Considering his seven world titles, this tidbit of drag racing trivia is marginally meaningful in the grand scheme of things, but the first pass down the 1,000-foot strip for the canopy, clearly, seemed like a pretty big deal to Tony. Read more
Staged in relative obscurity at marginal eighth-milers across the Carolinas, through Georgia, Alabama, and Tennessee, with the occasional trip down to Florida, Outlaw 10.5 (O/L 10.5) racing in the 1990s often resembled little more than a series of loosely organized grudge matches where side bets often exceeded advertised purses. Outlaw racing attracted individuals in the purest sense, racers who for money or travel reasons preferred not to join the major sanctioning bodies—or who simply didn’t like to be told what they could or couldn’t do to their cars.
But without an overseer, rules remained loose, safety was often an afterthought (if thought of at all), record runs remained open to debate, and there was no accurate way to establish who actually deserved to be called a champion. Plus, as the cars got faster, it cost more to field them, the teams grew more professional, and an entire cottage industry sprang up to serve the burgeoning O/L 10.5 scene. Read more

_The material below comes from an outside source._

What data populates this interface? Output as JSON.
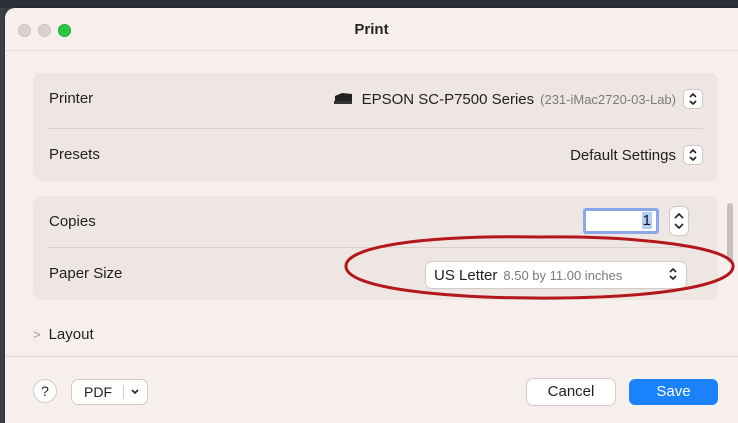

Drag racers are their own worst enemies when it comes to performance versus performing. Almost without exception they’re willing to sacrifice showmanship in their pursuit of speed and unfortunately the major sanctioning bodies typically encourage and reward the decision. Sure, lip service is given to the idea that “drag racing is show business and we’re competing with Little League Baseball and NFL football and concerts and movies for the consumer’s attention,” but in the interest of reducing downtime and running on schedule, anything that might create a disturbance is discouraged.
Currently, that contradiction is nowhere more prominently on display than in the ADRL, where much of the buzz and excitement of the early years has been lost to the pursuit of perfection, on the track by teams and prep crews, and in the tower by series officials. Read more